Dispatched with Leonidas to the Far East on a fast return-voyage to test boilers and engines, Dawlish found himself on arrival in Hong Kong to be entrusted with a routine diplomatic mission to Korea. His arrival coincided however with major upheavals within the “Hermit Kingdom”, which was being forced by powerful neighbours to abandon the self-imposed isolation of centuries. Korea was still a nominal vassal of Imperial China – an empire mired in corruption and decline – while Japan, rapidly industrialising and moderninsing, was emerging as a new regional power. Russia was also reaching south from Eastern Siberia to dominate Manchuria and the Yellow Sea region. Korea’s strategic location made her the focus of the ambitions of all three nations. Ruled by a weak king, but with a ruthless and ambitious queen by his side, and incapable of resisting internal forces of discontent no less than pressures from without, Korea was entering a period of chaos. And it was into this maelstrom that Nicholas Dawlisih found himself unwittingly thrust and to be confronted by riot, treachery, massacre and battes by land and sea.
This is the story told in Britannia’s Spartan.
And meanwhile, on the Home Front….
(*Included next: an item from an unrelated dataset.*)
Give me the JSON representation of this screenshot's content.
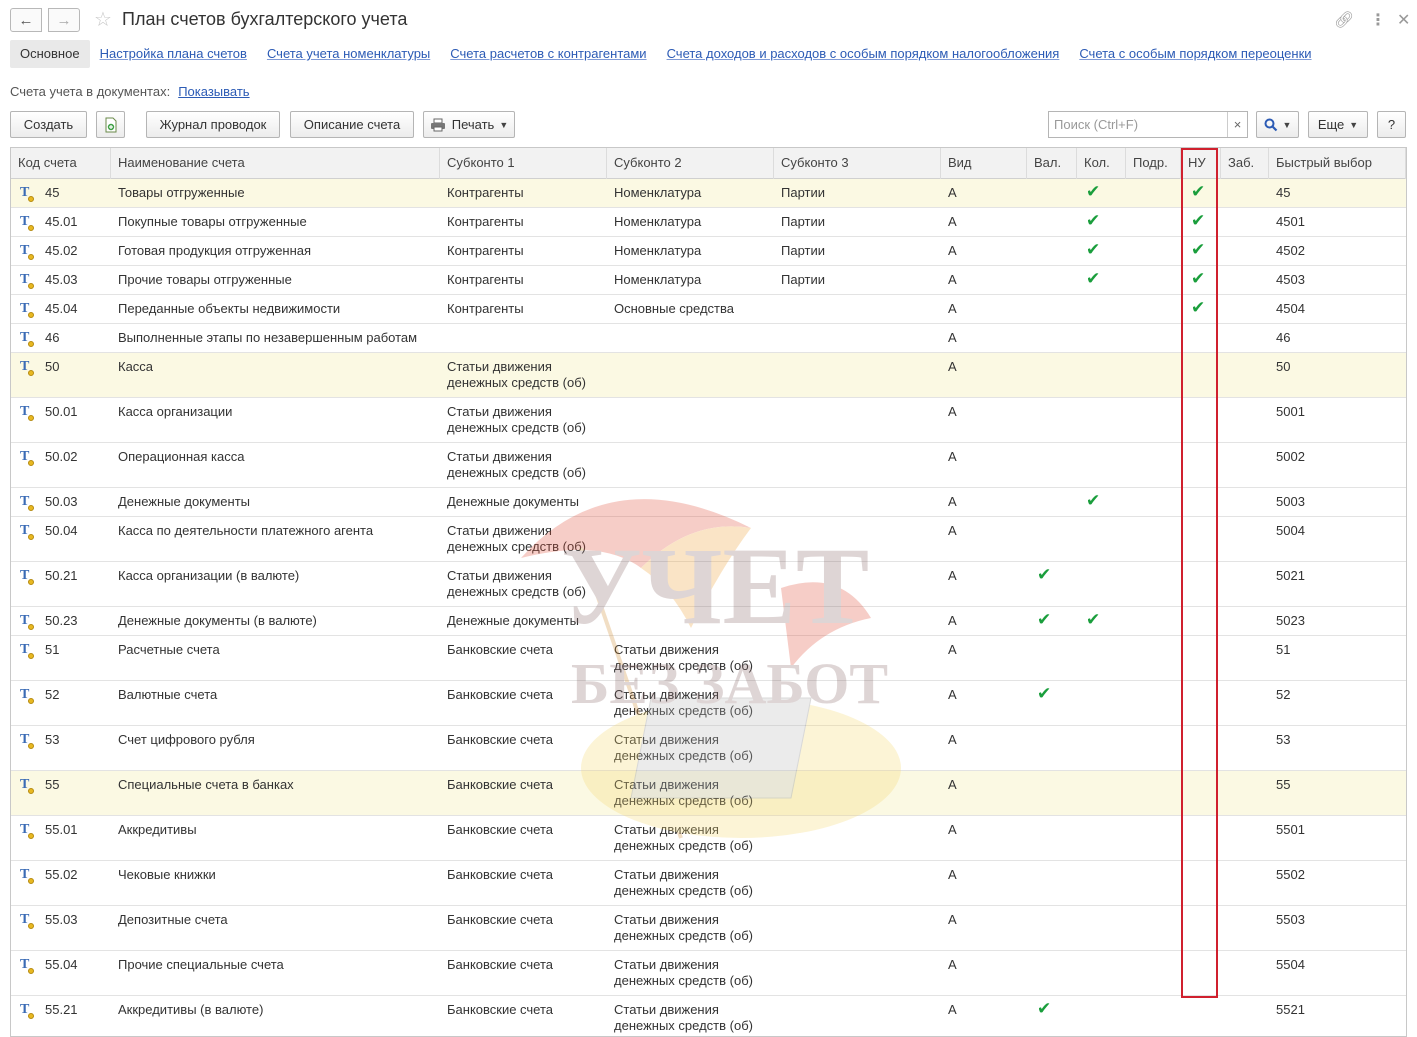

While Nicholas Dawlish was absent in Korea in 1882, as recounted in Britannia’s Spartan, his beloved wife Florence (who was a major player in both Britannia’s Wolf and Britannia’s Shark) was left behind in Britain. Dedicated to working for the welfare of seamen’s families, she found herself plunged unexpectedly into the squalid and brutal underworld that lay beneath outwardly-respectable Victorian society. Confronted by exploitation of the weak, and unsure of whom to trust, Florence was unwilling to retreat in the face of evil. Her investigations unmasked a web of vice and corruption that extended up to the highest levels of British society. In the process she had to expose herself to the possibilities of prison for herself and of the destruction of her husband Nicholas’s career prospects. And only ingenuity and sheer bloody-minded determination could help her win through…
This is the story told in Britannia’s Amazon
A retirement that was to be unexpectedly interrupted…
An insight into Dawlish’s later years can be gained from Britannia’s Eventide, a short story distributed free to readers on the Dawlish Chronicles mailing list (click here). It sees Dawlish and his beloved wife enjoying what they do not realise are the last days of peace in 1914, unaware that he will be called back to duty once more. It’s a different world to that in which they both grew up and manned flight has become part of it…
There is more to come about the lives of Nicholas and Florence Dawlish– much more – but that will be told in later books. The sixth will be published in mid-2017.